If your kids are anything like mine, they adore being outside. And being a creative soul, I’m always searching for ways to merge our creative journey with spending time outdoors. So on a recent trip to the park, we played a little post-it art game…with mixed results.
The Post-it Note Game
I tucked the kids in the stroller and handed my older daughter a stack of post-it notes and a marker. I then gave her a challenge (and given her independent nature, was moderately shocked that she complied) to draw whatever she imagined and we would attach it to public poles/benches/newspaper stands along the walk.
The idea would be to inspire our neighbors to look more closely at the parts of their world that are less than interesting.
She thought this was a lot of fun and got right to work.
Sticking the Post-it Notes
As she finished a drawing, she’d hop out of the stroller and find something to stick it to. The post-its weren’t tacky enough to adhere on their own, so I brought along some heavy-duty sticky glue dots to help us out.
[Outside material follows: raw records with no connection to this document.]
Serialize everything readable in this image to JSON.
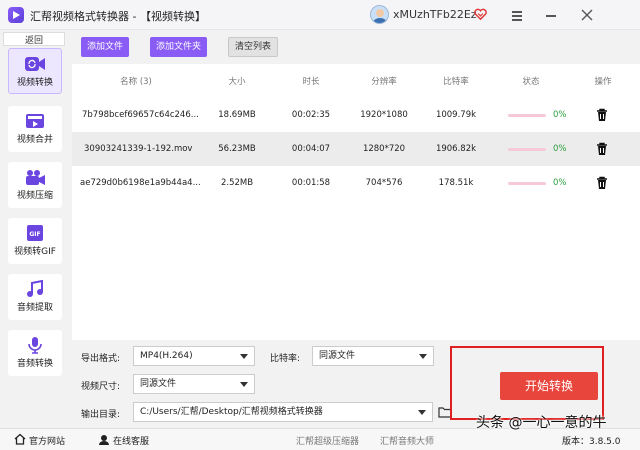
{
  "window": {
    "app_title": "汇帮视频格式转换器 - 【视频转换】",
    "user_name": "xMUzhTFb22Ez",
    "icons": [
      "app-logo-icon",
      "avatar",
      "vip-heart-icon",
      "menu-icon",
      "minimize-icon",
      "close-icon"
    ]
  },
  "sidebar": {
    "back_label": "返回",
    "items": [
      {
        "label": "视频转换",
        "icon": "video-convert-icon",
        "active": true
      },
      {
        "label": "视频合并",
        "icon": "video-merge-icon",
        "active": false
      },
      {
        "label": "视频压缩",
        "icon": "video-compress-icon",
        "active": false
      },
      {
        "label": "视频转GIF",
        "icon": "gif-icon",
        "active": false
      },
      {
        "label": "音频提取",
        "icon": "music-note-icon",
        "active": false
      },
      {
        "label": "音频转换",
        "icon": "microphone-icon",
        "active": false
      }
    ]
  },
  "toolbar": {
    "add_file": "添加文件",
    "add_folder": "添加文件夹",
    "clear_list": "清空列表"
  },
  "table": {
    "headers": {
      "name": "名称 (3)",
      "size": "大小",
      "duration": "时长",
      "resolution": "分辨率",
      "bitrate": "比特率",
      "status": "状态",
      "action": "操作"
    },
    "rows": [
      {
        "name": "7b798bcef69657c64c246...",
        "size": "18.69MB",
        "duration": "00:02:35",
        "resolution": "1920*1080",
        "bitrate": "1009.79k",
        "progress": 0,
        "status": "0%"
      },
      {
        "name": "30903241339-1-192.mov",
        "size": "56.23MB",
        "duration": "00:04:07",
        "resolution": "1280*720",
        "bitrate": "1906.82k",
        "progress": 0,
        "status": "0%"
      },
      {
        "name": "ae729d0b6198e1a9b44a4...",
        "size": "2.52MB",
        "duration": "00:01:58",
        "resolution": "704*576",
        "bitrate": "178.51k",
        "progress": 0,
        "status": "0%"
      }
    ]
  },
  "settings": {
    "format_label": "导出格式:",
    "format_value": "MP4(H.264)",
    "bitrate_label": "比特率:",
    "bitrate_value": "同源文件",
    "size_label": "视频尺寸:",
    "size_value": "同源文件",
    "output_label": "输出目录:",
    "output_value": "C:/Users/汇帮/Desktop/汇帮视频格式转换器",
    "start_button": "开始转换"
  },
  "footer": {
    "website": "官方网站",
    "support": "在线客服",
    "compressor": "汇帮超级压缩器",
    "audio_master": "汇帮音频大师",
    "version": "版本：3.8.5.0"
  },
  "watermark": "头条 @一心一意的牛",
  "colors": {
    "accent_purple": "#8a5cf6",
    "start_red": "#e8453c",
    "highlight_red": "#e02020",
    "progress_pink": "#f5cad6",
    "success_green": "#2a9d3a"
  }
}
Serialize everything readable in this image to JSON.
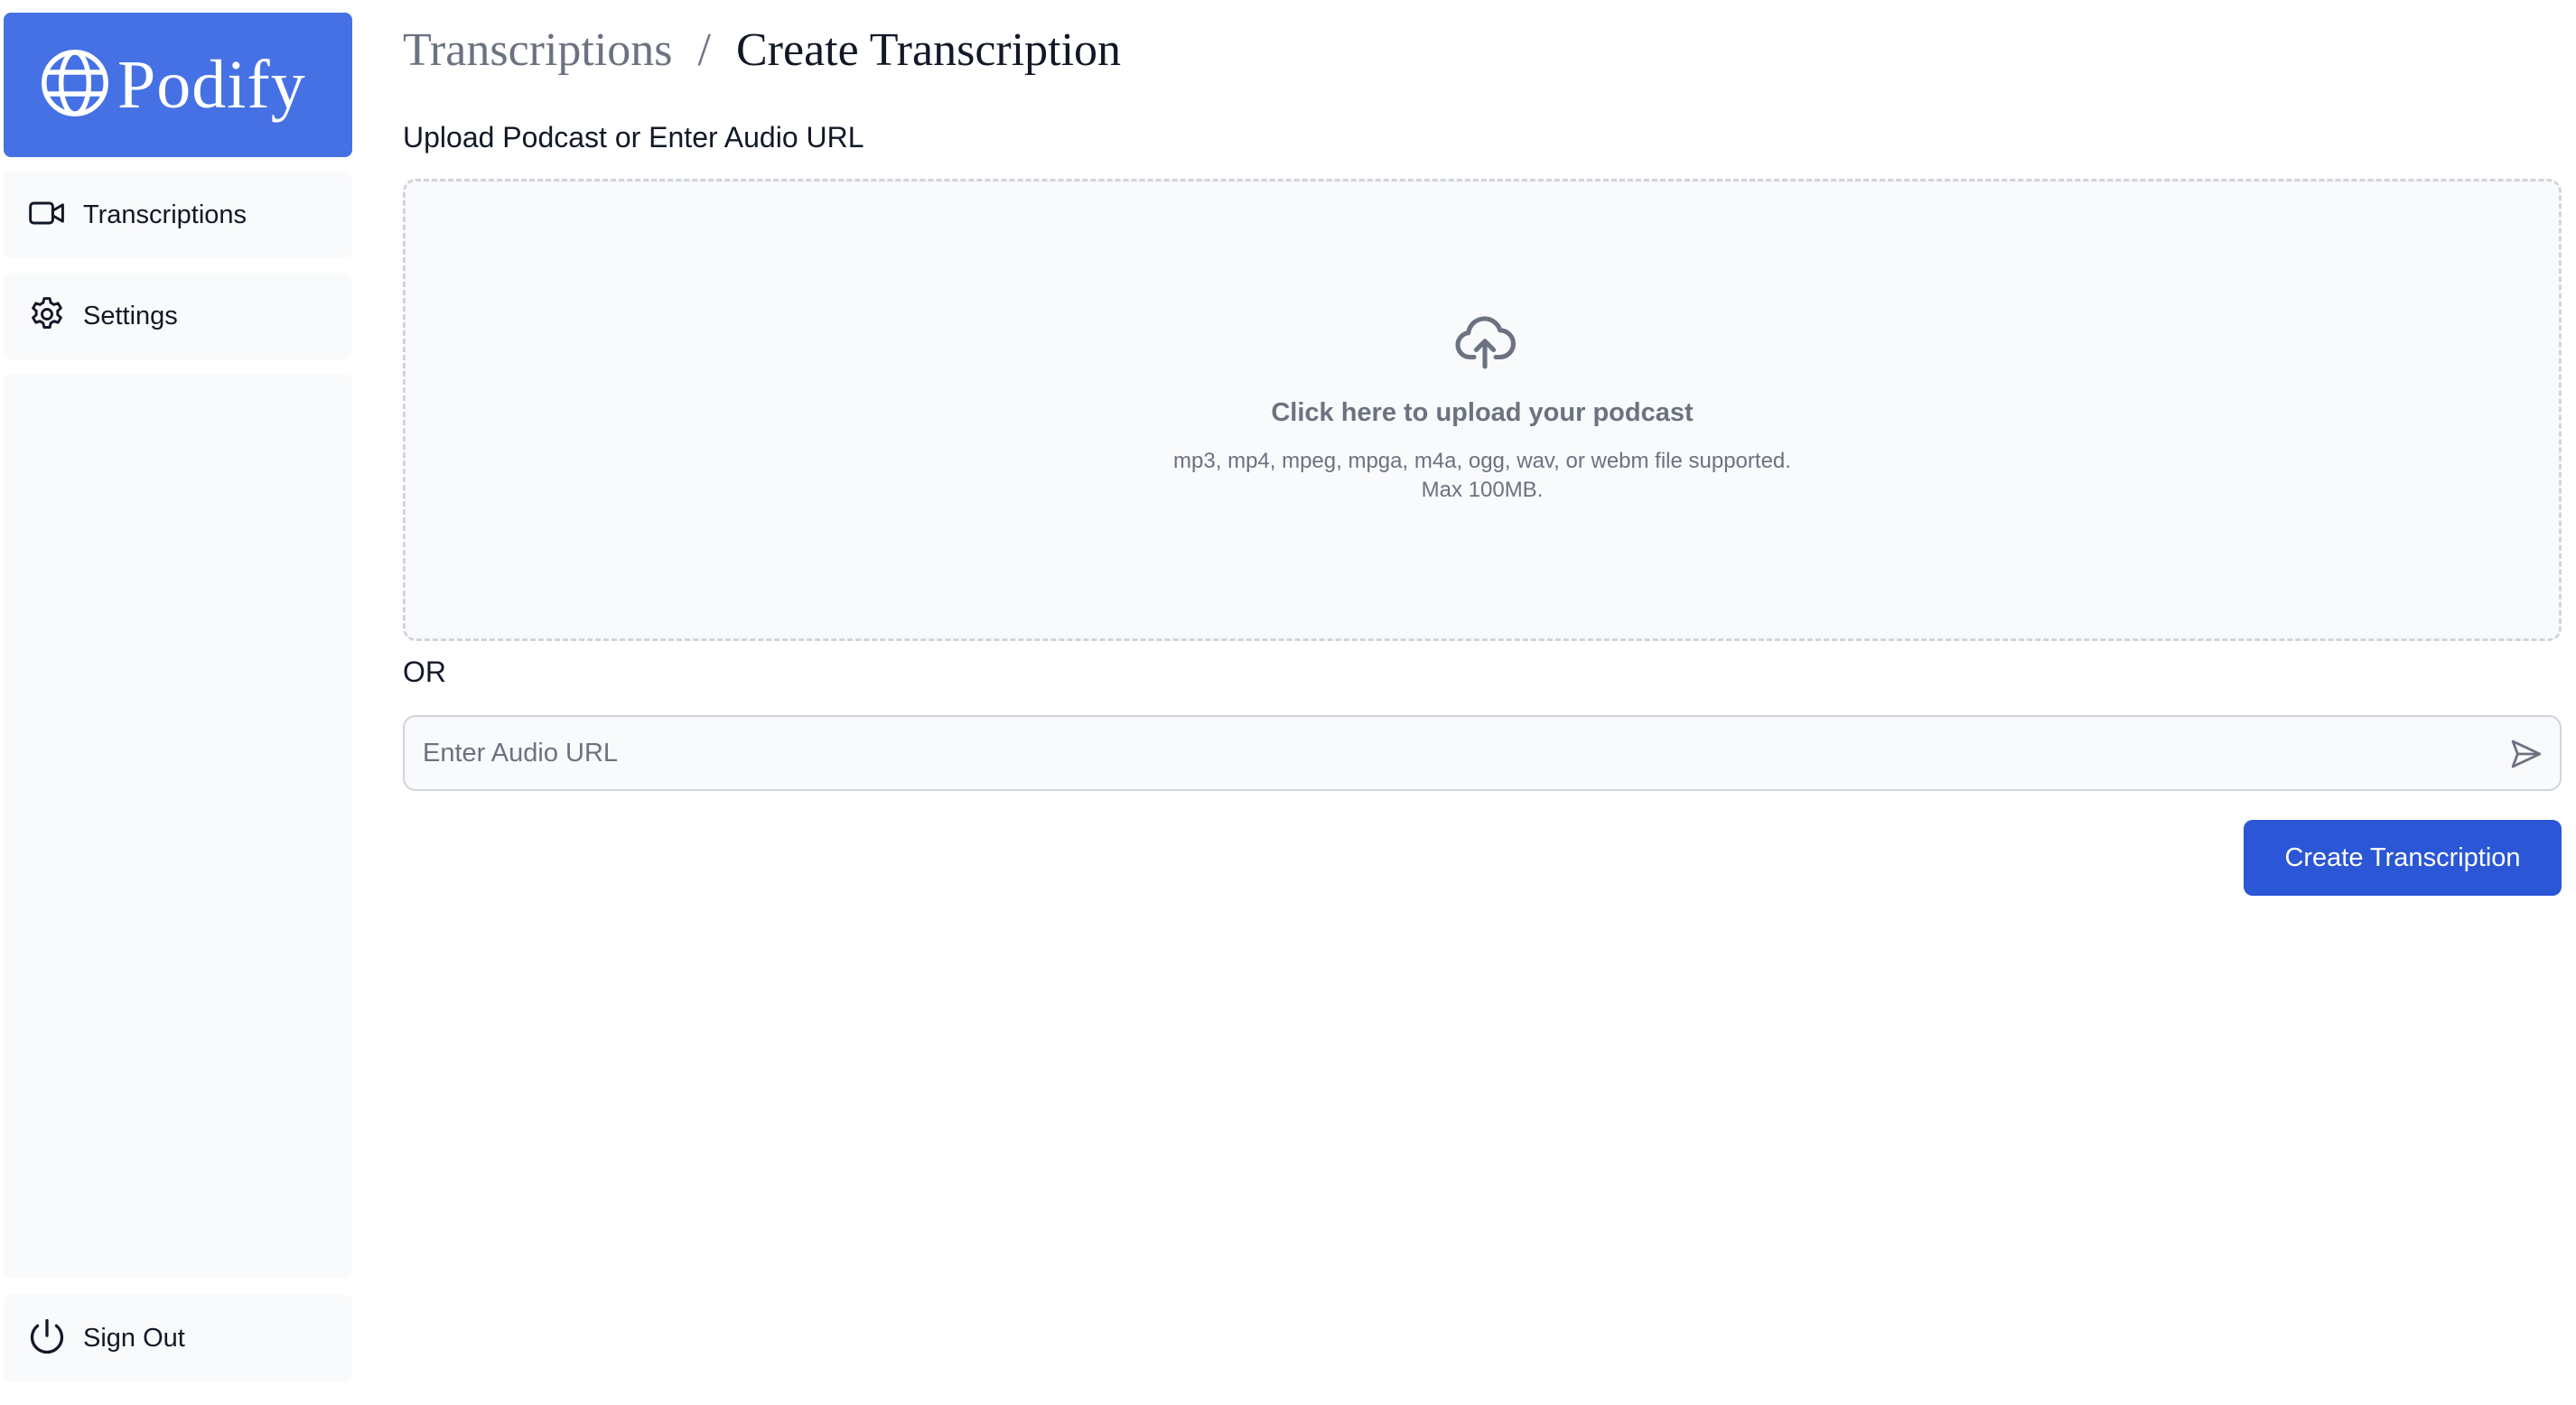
{
  "brand": {
    "name": "Podify",
    "color": "#4571e4",
    "icon": "globe-icon"
  },
  "sidebar": {
    "items": [
      {
        "label": "Transcriptions",
        "icon": "video-camera-icon"
      },
      {
        "label": "Settings",
        "icon": "gear-icon"
      }
    ],
    "signout": {
      "label": "Sign Out",
      "icon": "power-icon"
    }
  },
  "breadcrumb": {
    "parent": "Transcriptions",
    "separator": "/",
    "current": "Create Transcription"
  },
  "upload": {
    "section_label": "Upload Podcast or Enter Audio URL",
    "icon": "cloud-upload-icon",
    "title": "Click here to upload your podcast",
    "hint_line1": "mp3, mp4, mpeg, mpga, m4a, ogg, wav, or webm file supported.",
    "hint_line2": "Max 100MB."
  },
  "or_label": "OR",
  "url_input": {
    "placeholder": "Enter Audio URL",
    "value": "",
    "icon": "send-icon"
  },
  "actions": {
    "create_label": "Create Transcription",
    "primary_color": "#2b57d6"
  }
}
Sticky tape or a stapler could also work for certain surfaces.
Before we reached the park, we placed about seven post-its, and we promised to retrace our steps on the way home to see how our public art gallery was doing.
And this is where the project took a surprising turn…
One of the post-its was gone! My daughter was distraught, and it soon became clear that she imagined they’d hold their little piece of public real estate forever. She wanted to know who took the note and why. I explained that it could have flown away or maybe someone liked the piece so much that they wanted it for their own.
But none of this consoled her so we carefully counted and collected all of our yellow treasures and re-posted them in the security of our own home.
A project like this raises questions about littering versus beautifying. We talked about the “lost cat” posters that we came across and wondered if the owner would ever come back to collect the signs. So collecting our bits and pieces made us feel better about keeping our neighborhood clean.
I love coming across little pieces of inspiration like this, and I have a feeling that we’ll make art like this again as my kids get older (and maybe less attached to their work). Not only could this be a good way to explore ephemeral art, public art, and interactive art, but it also shows children that art can exist beyond the confines of a classroom, art table, or museum.
How do you think your kids would feel about making and posting public post-it art?